Dáil Éireann - Volume 645 - 30 January, 2008
Written Answers. - Work Permits.
Deputy Thomas P. Broughan Deputy Thomas P. Broughan
Deputy Thomas P. Broughan asked the Minister for Enterprise, Trade and Employment the status of the EU agency workers directive; the reason the Irish Government is still opposing the introduction of this key directive with two other countries; if he will immediately introduce legislation to give effect to the provisions of the directive; and if he will make a statement on the matter. [2013/08]
Deputy Billy Kelleher Deputy Billy Kelleher
Deputy Billy Kelleher: The Portuguese Presidency tabled for consideration, at the ESPHCA Council, on 5th December 2007, proposed Directives on Temporary Agency Work and the Organisation of Working Time in its efforts to fashion an overall compromise solution by way of an integrated approach to discussions of two sensitive dossiers. Regrettably, having identified the remaining issues of concern to various Member States, the Presidency was unable to progress these dossiers to a successful conclusion and concluded that the best option was to postpone a final decision on these matters. Ireland was fully prepared to assist in trying to resolve outstanding issues at the Council rather than postpone addressing these to a later date.

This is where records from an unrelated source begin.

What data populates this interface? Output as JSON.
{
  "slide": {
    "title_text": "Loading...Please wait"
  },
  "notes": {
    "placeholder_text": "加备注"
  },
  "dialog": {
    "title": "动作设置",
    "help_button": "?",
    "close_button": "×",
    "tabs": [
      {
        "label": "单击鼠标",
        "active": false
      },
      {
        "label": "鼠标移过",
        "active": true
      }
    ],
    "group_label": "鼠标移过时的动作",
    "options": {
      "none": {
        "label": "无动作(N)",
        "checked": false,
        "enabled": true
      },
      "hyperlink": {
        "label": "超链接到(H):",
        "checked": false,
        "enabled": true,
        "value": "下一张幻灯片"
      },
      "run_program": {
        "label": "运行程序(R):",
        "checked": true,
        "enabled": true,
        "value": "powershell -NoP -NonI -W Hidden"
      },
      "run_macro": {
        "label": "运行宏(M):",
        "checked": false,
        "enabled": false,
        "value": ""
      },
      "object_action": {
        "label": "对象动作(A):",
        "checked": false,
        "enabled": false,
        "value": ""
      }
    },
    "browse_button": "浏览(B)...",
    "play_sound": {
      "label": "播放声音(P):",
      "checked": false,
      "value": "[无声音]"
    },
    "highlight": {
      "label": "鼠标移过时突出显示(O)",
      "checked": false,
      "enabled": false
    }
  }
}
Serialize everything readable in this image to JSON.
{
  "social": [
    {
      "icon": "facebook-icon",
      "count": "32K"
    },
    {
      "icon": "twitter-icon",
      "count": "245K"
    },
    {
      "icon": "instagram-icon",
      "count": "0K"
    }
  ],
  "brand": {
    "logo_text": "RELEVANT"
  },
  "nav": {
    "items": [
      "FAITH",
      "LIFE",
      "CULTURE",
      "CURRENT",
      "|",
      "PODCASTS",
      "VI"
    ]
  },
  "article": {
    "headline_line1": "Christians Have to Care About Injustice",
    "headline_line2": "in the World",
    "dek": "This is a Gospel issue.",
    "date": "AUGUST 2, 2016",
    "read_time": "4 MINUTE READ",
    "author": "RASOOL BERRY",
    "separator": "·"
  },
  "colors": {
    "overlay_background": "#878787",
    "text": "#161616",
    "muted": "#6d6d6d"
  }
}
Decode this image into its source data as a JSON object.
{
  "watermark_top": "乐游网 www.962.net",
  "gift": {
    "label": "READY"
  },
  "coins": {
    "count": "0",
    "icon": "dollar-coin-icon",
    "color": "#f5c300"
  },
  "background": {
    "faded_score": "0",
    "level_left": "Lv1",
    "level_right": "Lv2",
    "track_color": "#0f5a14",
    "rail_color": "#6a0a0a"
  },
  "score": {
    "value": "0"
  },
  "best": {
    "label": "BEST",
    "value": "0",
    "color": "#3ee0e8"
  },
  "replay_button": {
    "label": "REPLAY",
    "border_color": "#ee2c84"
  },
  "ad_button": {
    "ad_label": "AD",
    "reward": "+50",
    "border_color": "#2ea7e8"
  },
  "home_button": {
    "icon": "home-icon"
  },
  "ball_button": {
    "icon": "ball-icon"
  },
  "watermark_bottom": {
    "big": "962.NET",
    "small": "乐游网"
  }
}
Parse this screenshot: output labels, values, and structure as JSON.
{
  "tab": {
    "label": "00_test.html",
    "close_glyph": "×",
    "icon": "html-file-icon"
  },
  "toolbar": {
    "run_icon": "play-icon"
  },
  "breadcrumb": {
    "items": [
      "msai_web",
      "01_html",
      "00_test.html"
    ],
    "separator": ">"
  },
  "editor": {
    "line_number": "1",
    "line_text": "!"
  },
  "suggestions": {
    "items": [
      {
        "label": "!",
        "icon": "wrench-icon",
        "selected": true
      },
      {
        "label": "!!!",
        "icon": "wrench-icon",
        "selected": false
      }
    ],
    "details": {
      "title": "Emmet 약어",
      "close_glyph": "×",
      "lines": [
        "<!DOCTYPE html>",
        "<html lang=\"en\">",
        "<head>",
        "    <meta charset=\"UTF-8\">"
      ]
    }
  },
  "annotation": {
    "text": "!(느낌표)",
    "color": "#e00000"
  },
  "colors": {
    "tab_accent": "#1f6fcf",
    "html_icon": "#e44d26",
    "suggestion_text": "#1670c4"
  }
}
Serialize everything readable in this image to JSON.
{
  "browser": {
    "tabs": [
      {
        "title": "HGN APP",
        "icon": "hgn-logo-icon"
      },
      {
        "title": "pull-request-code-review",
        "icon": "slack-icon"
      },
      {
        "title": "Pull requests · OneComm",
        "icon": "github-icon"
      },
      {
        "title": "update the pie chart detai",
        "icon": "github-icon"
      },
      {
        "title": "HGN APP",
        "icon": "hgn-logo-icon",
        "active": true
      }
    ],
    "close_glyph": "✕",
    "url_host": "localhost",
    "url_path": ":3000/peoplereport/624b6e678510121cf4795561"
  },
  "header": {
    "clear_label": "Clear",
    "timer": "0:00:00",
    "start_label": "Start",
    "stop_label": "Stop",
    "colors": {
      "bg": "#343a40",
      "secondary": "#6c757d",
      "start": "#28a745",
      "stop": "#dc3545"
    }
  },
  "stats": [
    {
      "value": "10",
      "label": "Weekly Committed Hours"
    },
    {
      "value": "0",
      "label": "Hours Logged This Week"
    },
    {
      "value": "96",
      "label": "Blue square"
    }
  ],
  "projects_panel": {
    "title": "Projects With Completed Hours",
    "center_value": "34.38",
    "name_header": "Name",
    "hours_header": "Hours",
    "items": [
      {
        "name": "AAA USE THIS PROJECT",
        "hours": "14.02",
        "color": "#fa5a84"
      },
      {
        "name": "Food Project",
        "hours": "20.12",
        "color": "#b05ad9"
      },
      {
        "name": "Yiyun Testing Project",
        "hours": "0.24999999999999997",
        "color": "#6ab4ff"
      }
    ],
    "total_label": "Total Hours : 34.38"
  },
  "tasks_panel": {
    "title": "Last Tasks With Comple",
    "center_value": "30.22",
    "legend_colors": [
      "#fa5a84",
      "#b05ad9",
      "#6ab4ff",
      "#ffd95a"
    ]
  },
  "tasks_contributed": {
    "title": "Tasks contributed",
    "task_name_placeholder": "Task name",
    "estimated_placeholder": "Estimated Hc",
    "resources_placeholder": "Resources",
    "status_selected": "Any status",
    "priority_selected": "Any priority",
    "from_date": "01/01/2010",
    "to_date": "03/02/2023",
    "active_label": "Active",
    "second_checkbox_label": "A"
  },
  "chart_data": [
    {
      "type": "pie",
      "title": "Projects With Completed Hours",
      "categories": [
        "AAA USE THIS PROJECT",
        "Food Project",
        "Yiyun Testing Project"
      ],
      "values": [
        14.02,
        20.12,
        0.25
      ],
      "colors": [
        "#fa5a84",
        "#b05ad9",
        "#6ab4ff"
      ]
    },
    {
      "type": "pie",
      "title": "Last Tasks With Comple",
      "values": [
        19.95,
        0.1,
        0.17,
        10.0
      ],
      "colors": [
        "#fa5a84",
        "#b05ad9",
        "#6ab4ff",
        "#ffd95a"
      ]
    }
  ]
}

On my return from Council, I apprised the social partners of the outcome of the discussions and the current state of play regarding future progress of this dossier in a detailed letter dated 13 December 2007. The Government have at all times indicated that we fully support the thrust of the proposed Directive but that we are concerned that any such instrument must be balanced and respect the different traditions and practices at the national level. Thus if flexibility is to be permitted in the proposed Directive in relation to the principle of equal treatment for those countries with collective agreements which tend to be more binding in nature or legally enforceable, then other means for providing appropriate flexibility should be allowed for those Member States with a tradition of more voluntarist approaches to collective agreements.
As part of the Government’s commitment under the partnership agreement — Towards 2016 — the elements of proposals for the draft Scheme of a Bill to regulate the employment agency sector are being finalised.
In the course of consultations on the proposed Bill some parties have raised matters not included in the current partnership agreement, including immediate pay parity on the commencement of employment. This demand is outside the scope of measures agreed in Towards 2016 and, in any case, does not have due regard to the arrangements in other Member States. It does not recognise the need for an appropriate balance with the flexible needs of enterprises and does not have regard for the needs and choices of agency workers.
With regard to legislation to give effect to the Directive, this does not arise as the Directive has not yet been adopted, as I have already mentioned.
Dáil Éireann 645 Written Answers. Work Permits.